*** TASK MATERIAL

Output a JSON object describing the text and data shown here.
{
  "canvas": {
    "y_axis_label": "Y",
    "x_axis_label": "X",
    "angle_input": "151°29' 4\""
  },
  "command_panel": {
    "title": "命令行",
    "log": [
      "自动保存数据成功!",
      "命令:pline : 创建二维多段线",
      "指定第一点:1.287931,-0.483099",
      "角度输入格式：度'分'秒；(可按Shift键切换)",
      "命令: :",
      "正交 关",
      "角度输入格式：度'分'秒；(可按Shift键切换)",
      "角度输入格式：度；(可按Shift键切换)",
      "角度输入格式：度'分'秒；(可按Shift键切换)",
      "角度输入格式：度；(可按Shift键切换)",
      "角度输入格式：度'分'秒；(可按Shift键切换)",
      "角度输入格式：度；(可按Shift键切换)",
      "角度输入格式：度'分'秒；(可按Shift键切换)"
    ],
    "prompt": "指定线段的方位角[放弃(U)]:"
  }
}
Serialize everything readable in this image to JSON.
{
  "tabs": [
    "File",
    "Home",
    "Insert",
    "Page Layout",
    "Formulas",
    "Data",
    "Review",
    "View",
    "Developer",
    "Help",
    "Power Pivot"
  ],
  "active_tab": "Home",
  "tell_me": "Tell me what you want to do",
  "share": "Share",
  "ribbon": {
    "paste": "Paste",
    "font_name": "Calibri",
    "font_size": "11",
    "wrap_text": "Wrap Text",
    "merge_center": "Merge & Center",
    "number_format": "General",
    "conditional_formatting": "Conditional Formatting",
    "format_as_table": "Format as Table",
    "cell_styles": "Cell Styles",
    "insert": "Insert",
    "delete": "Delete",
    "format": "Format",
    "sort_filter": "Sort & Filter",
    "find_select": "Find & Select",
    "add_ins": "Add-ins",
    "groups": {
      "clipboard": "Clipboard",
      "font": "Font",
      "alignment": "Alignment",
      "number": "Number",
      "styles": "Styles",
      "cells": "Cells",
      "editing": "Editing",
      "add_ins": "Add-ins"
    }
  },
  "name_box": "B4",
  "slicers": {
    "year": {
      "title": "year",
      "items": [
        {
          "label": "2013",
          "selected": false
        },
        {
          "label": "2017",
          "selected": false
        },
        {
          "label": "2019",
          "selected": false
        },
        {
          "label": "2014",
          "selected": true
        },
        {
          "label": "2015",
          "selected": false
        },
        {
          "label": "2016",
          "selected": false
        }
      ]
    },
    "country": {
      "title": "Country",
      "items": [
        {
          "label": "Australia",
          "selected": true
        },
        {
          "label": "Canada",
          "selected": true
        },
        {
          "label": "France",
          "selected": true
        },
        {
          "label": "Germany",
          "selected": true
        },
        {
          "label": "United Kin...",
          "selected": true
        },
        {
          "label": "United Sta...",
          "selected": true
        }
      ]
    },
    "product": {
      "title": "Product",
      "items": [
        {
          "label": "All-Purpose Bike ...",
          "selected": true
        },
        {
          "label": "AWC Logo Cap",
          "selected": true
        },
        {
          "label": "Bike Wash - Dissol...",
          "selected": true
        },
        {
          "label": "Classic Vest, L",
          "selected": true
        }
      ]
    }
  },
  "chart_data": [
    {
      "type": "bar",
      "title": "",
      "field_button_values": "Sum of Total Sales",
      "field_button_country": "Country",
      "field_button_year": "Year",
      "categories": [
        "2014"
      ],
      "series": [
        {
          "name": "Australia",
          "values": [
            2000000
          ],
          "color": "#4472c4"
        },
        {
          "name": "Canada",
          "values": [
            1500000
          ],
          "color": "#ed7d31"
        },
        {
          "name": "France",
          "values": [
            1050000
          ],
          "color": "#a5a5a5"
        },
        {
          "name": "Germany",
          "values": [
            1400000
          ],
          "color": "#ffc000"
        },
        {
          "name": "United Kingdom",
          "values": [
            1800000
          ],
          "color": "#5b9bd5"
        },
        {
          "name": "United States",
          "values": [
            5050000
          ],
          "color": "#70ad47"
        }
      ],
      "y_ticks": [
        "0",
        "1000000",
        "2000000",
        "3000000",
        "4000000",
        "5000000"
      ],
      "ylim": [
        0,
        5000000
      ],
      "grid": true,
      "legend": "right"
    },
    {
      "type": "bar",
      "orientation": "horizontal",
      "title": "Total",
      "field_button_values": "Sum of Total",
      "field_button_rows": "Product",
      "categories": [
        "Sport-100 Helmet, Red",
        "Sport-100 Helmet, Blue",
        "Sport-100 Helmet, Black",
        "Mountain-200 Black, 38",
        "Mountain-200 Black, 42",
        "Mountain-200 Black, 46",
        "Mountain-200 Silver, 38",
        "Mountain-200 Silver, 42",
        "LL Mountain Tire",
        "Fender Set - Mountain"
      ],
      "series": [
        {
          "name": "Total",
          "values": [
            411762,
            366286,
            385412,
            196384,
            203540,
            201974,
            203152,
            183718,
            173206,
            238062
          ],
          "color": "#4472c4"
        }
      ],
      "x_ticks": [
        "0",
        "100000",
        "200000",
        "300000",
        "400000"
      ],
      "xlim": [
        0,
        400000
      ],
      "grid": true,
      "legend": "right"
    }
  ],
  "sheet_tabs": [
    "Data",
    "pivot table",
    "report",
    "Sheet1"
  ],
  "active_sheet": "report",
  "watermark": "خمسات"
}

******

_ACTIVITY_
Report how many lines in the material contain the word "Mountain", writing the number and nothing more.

_SOLUTION TO THIS PROBLEM_
7